wreath and palm. There are a very considerable number of types and
represented the anticipation of a major event, such as the completion
of a Sothic cycle or the arrival of an emperor. There does not seem
to have been a direct identification with the Roman personification
Providentia. Appearing late in the reign of Hadrian, Pronoia is
found in a few scattered instances in some of the later reigns,
the last of which is that of Septimius Severus.
personifies the imperial seat of government the city of Rome. Introduced
by Nero, in his first year of coinage, the motif persists till the
final year of Diocletian, although somewhat irregular in appearance.
The usual type is as an Amazon, armed and helmeted, seated or standing.
The bust (always helmeted) appears occasionally. An unusual type,
found only in the reign of Nero, shows the Demos-of the Romans as
a standing figure with scepter and cornucopia.
was a localized personification that may best be described as "Alexandria
riding on horseback." She wears the elephant cap of Alexandria,
and appears astride a galloping horse. Her type is found only during
two years of Marcus Aurelius's reign, if one wishes to except the
semi-medallic drachmas of Philip's tenth Alexandrian year. All coins

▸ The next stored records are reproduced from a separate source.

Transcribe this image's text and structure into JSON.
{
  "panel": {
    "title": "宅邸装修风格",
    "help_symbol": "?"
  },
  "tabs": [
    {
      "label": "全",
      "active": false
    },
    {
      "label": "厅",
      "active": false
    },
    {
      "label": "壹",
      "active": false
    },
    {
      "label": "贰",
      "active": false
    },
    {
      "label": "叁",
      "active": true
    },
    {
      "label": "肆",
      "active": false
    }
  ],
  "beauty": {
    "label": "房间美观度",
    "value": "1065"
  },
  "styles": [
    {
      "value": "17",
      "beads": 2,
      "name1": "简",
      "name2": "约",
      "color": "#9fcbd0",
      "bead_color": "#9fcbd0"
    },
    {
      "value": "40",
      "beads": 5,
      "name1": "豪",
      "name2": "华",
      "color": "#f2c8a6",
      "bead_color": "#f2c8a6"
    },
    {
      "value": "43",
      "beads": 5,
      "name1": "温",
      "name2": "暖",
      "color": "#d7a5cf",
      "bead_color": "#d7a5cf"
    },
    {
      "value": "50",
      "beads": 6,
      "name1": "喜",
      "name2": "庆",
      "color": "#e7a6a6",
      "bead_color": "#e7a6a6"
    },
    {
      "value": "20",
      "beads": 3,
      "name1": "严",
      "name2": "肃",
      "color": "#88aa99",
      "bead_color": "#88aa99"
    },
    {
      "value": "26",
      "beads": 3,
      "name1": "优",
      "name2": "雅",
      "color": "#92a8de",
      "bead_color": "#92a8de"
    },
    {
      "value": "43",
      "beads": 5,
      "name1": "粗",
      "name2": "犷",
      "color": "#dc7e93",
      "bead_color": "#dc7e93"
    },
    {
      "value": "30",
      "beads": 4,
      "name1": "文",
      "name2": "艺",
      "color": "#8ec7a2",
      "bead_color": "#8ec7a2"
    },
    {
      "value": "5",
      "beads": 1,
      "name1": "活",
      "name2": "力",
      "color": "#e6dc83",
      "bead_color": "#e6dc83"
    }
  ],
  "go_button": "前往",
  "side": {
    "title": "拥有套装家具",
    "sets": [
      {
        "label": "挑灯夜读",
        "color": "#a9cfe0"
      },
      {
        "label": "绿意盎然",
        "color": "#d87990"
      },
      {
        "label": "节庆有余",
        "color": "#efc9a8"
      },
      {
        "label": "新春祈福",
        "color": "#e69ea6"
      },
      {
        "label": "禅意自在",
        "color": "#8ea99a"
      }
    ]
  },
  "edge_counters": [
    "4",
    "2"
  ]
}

showing the type of Semasia are scarce.
(Fortuna) was the personification of fortune. Introduced by Domitian,
she remained a popular and common coin motif through the reign of
Diocletian. Depicted holding a rudder, she is found seated, standing,
or reclining on a couch. There is little variation in the types,
however, and the over-all effect is monotonous.
XXII shows the single type of Kratesis (standing) on a tetradrachm
of Otho, and the single type of Moneta (also standing) on a drachma
of Marcus Aurelius. The balance of the plate illustrations are concerned
with types of Nike. Her bust is shown as it appears on a tetradrachm
of Hadrian. Nike standing, facing to the front, is depicted on a
potin didrachm of Domitius Domitianus. Tetradrachms of Philip I
and Probus depict Nike advancing and flying, respectively.
additional Nike types are found on Plate
XXIII. On a drachma of Pius she is shown inscribing a shield.
This coin represents an unpublished variety. An unpublished tetradrachm
of Geta Caesar presents Nike driving a quadriga. Although previously
unknown for Geta, the type is not uncommon. Twin Nikai hold a shield
on a tetradrachm of Gallienus. A tetradrachm of Hadrian, which follows,
shows Pronoia standing. The plate is completed by the bust of Roma
as it appears on a tetradrachm of Nero, and by Roma seated (holding
a small figure of Nike) on an extremely rare drachma of Faustina
XXIV completes the types of Roma. The standing figure is
shown on a drachma of Severus Alexander, of which only one other
specimen is known to me. The type itself, however, is not rare.
A tetradrachm of Nero shows the shortlived type of Demos of the
Romans. The remaining four illustrations show Semasia riding, from
a drachma of Lucius Verus, and three representations of Tyche. A
drachma of Hadrian depicts her reclining on a couch, while tetradrachms
of Philip II and Gallienus show her seated and standing, respectively.